So these five different factions at work on the island are represented by the ovals. The boxes cover up the characters who are either part of those factions or who are innocently working within them, unaware of how nefarious their leaders are, and who won’t be a problem, but who do add to the strength of the faction. Some of those characters are part of more than one faction, using one against the other or playing them off against each other for their own ends. The names outside of the circles aren’t part of the factions, they’re just going about their lives but are getting looped in as innocent bystanders (example: Joey). Each one of those factions has one driving force who makes things happen to achieve his or her own ends, but only one of those characters is the Antagonist. The rest are subplots or barriers that Our Gang has to clear out of the way to get to the truth, stopping a lot of bad along the way.
That’s Our Gang in the middle there.
I know all the characters, I know all the goals and motivations, now I just have to figure out how the dominoes fall. The first domino is Joey’s shooting; that’s the thread Nita will pull on to get started on her investigation, but Nick’s thread is Forcas which leads him to Richiel (end of Act One turning point) which takes out the head of one of the factions but still leaves the minions to take out. Faction 3 leads them to Faction 2 and Faction 4, and those in turn lead to 5 and then to 1, at the climax. I still have a lot of plotting to do, but know how these are all connected and how one will organically lead to another means that I at least have a road map.
And I’m never going to do this many antagonistic factions again. I think it’s right for this book, but for any other, how screwed up would a protagonist have to be to have this many groups gunning for her?
*About that team:
It’s Nita’s book, so she should be the leader, but one of the things she and Nick work out early on is that they’re dealing with two different spheres.
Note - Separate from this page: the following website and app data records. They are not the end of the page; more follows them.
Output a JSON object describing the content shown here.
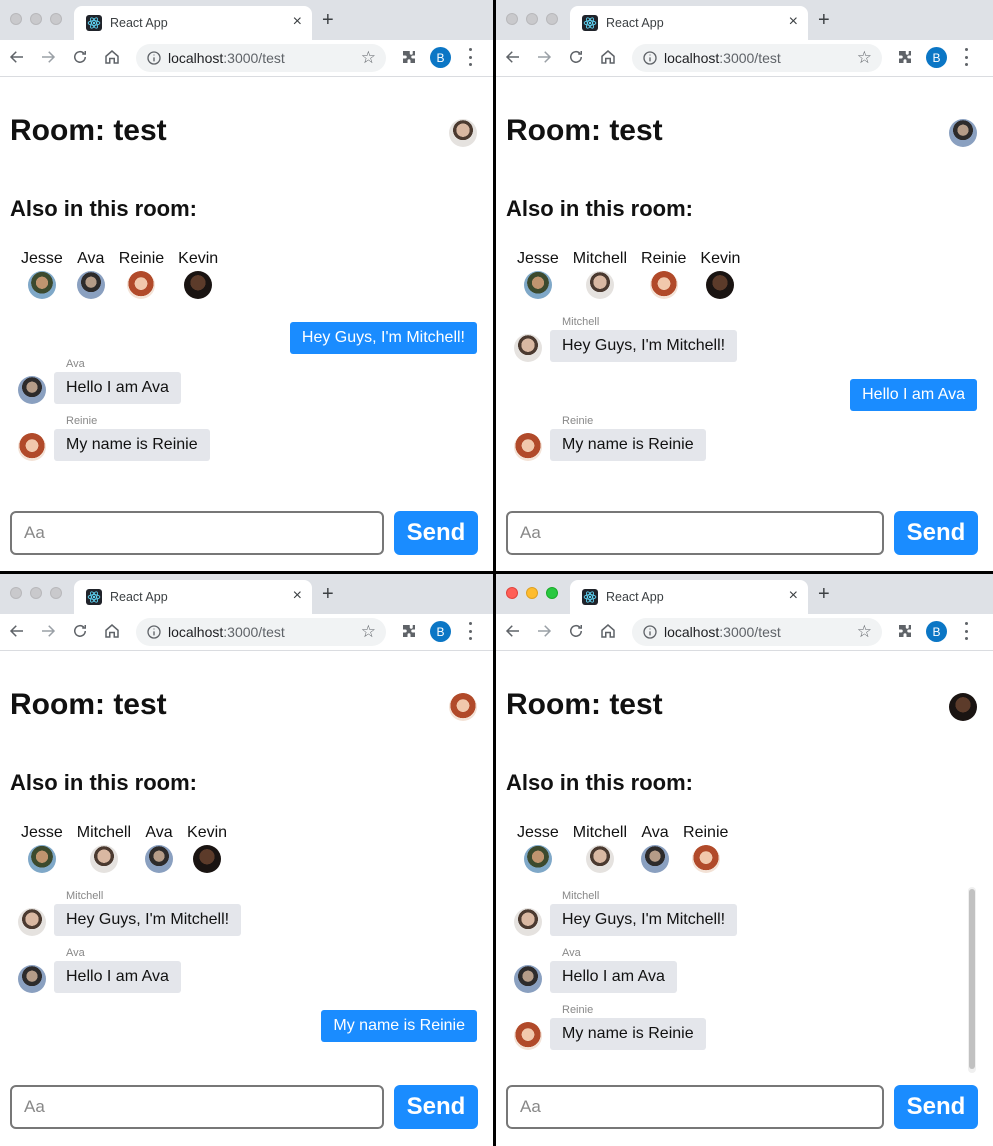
{
  "browser": {
    "tab_title": "React App",
    "url_host": "localhost",
    "url_rest": ":3000/test",
    "profile_initial": "B"
  },
  "colors": {
    "accent": "#1a8cff",
    "bubble_other": "#e4e6eb"
  },
  "icons": [
    "react-logo-icon",
    "close-icon",
    "plus-icon",
    "back-icon",
    "forward-icon",
    "reload-icon",
    "home-icon",
    "info-icon",
    "star-icon",
    "puzzle-icon",
    "menu-icon"
  ],
  "room": {
    "title": "Room: test",
    "also_title": "Also in this room:",
    "input_placeholder": "Aa",
    "send_label": "Send"
  },
  "windows": [
    {
      "self": "Mitchell",
      "members": [
        "Jesse",
        "Ava",
        "Reinie",
        "Kevin"
      ],
      "messages": [
        {
          "sender": "Mitchell",
          "text": "Hey Guys, I'm Mitchell!",
          "own": true
        },
        {
          "sender": "Ava",
          "text": "Hello I am Ava",
          "own": false
        },
        {
          "sender": "Reinie",
          "text": "My name is Reinie",
          "own": false
        }
      ]
    },
    {
      "self": "Ava",
      "members": [
        "Jesse",
        "Mitchell",
        "Reinie",
        "Kevin"
      ],
      "messages": [
        {
          "sender": "Mitchell",
          "text": "Hey Guys, I'm Mitchell!",
          "own": false
        },
        {
          "sender": "Ava",
          "text": "Hello I am Ava",
          "own": true
        },
        {
          "sender": "Reinie",
          "text": "My name is Reinie",
          "own": false
        }
      ]
    },
    {
      "self": "Reinie",
      "members": [
        "Jesse",
        "Mitchell",
        "Ava",
        "Kevin"
      ],
      "messages": [
        {
          "sender": "Mitchell",
          "text": "Hey Guys, I'm Mitchell!",
          "own": false
        },
        {
          "sender": "Ava",
          "text": "Hello I am Ava",
          "own": false
        },
        {
          "sender": "Reinie",
          "text": "My name is Reinie",
          "own": true
        }
      ]
    },
    {
      "self": "Kevin",
      "members": [
        "Jesse",
        "Mitchell",
        "Ava",
        "Reinie"
      ],
      "messages": [
        {
          "sender": "Mitchell",
          "text": "Hey Guys, I'm Mitchell!",
          "own": false
        },
        {
          "sender": "Ava",
          "text": "Hello I am Ava",
          "own": false
        },
        {
          "sender": "Reinie",
          "text": "My name is Reinie",
          "own": false
        }
      ]
    }
  ]
}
So if the group they’re fighting is human, Nita’s got the lead; if they’re demon, Nick takes point, until the end when Nita gets the final scene because it’s her damn book and because of a plot point I’m not going to spoil for you. :p